Clashes with Houthi militants continue in Jawf
War planes continued to bomb Houthi sites and arms depots in Jawf on Wednesday in response to ongoing clashes between Houthi militants and security forces, killing eighty and wounding hundreds. Once again, sources claimed that the strikes were aimed against armed targets in the directorate of Gheil. Meanwhile, the governor of Jawf claimed that clashes with the Houthis will be over in days, with continued operations to take place near the neighboring Saada province. Meanwhile, Houthis attacked the reserve forces’ headquarters on Monday afternoon in Haziz according to a local source. He said the clash escalated after four cars carrying Houthi gunmen overcame a military checkpoint. [Marib Press (Arabic), Al Masdar (Arabic), 9/9/2014]

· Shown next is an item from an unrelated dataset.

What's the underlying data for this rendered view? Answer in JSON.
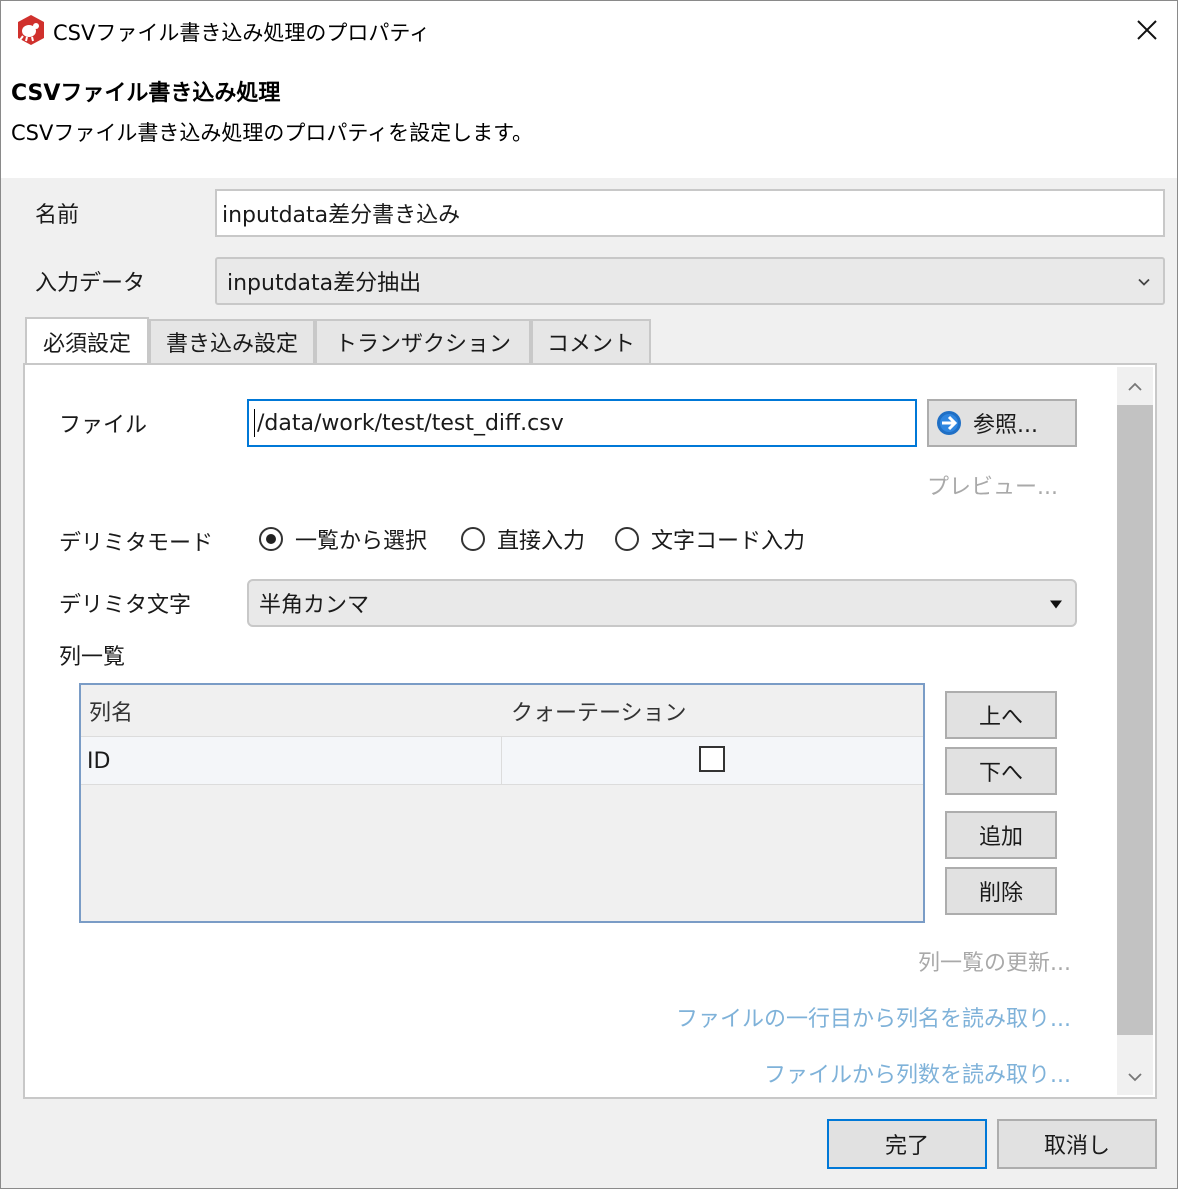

Tensions in Sana’a remain high as Houthi protests continue
A senior Houthi official reported that seven Houthi protesters were killed and dozens were wounded Tuesday when demonstrators allegedly tried to raid the cabinet building in Sana’a. The number of casualties reported contradict earlier numbers announced by the government, which put the number of protesters killed at four. Meanwhile, some Yemeni government officials claim the Houthis plan to take over government institutions. The Yemeni High Security Committee claimed that the group issued radio messages to its members encouraging the raid on the cabinet and blamed the group for the ensuing deaths and injuries. [Yemen Post, 9/9/2014]

Prime Minister issues new appointments in the ministry of the interior
Prime Minister Muhammad Salem Basendwah issued ministerial decrees 330 and 331 for 2014, appointing Dr. Muhammad Ahmad Salah al-Hajri as chief of the General Directorate for Police Patrols and Road Security and Muhammad al-Quwati as Director General for Police in the Sana’a governorate. [Al Masdar, 9/10/2014]


Kerry in Iraq to back government, build support against Islamic State
US Secretary of State John Kerry arrived in Baghdad on Wednesday as he began a tour of the Middle East to build military, political, and financial support to defeat Islamic State militants controlling parts of Iraq and Syria. Kerry will meet Abadi, whose government faces multiple crises–including the need to pull Sunni Muslims back from armed revolt, persuading minority Kurds not to break away, and convincing Abadi’s own majority Shiites he can protect them from Sunni hardliners. [Asharq al-Awsat, 9/10/2014]

Lebanon’s security chief heads to Doha as tensions over captured soldiers escalate
The head of Lebanon’s General Security will head to Doha on Wednesday for talks with Qatari officials over case of captured soldiers held by the Islamic State in Iraq and al-Sham (ISIS) and the Nusra Front since August. ISIS beheaded two soldiers, prompting a wave of tit-for-tat kidnappings in the Bekaa Valley with a sectarian bent, while the Nusra Front has released seven. The relatives of the soldiers and policemen held captive by the islamist militants staged a sit-in on Wednesday in Beirut’s Martyrs’ Square, demanding that the government exert all possible efforts to ensure the release of their loved ones. [The Daily Star, 9/10/2014]

Lebanon, Denmark discuss anti-ISIS cooperation
Foreign Minister Jebran Bassil met on Wednesday with his visiting Danish counterpart Martin Lidegaard, who is in the region to strengthen cooperation against Islamic State in iraq and al-Sham (ISIS). Speaking at a joint news conference following talks on regional developments and the need to cooperate in countering ISIS, Bassil said a united global front should be set up to prevent the expansion of terrorism which, he warned, was bound to reach Europe and jeopardize the world’s stability. [Naharnet, 9/10/2014]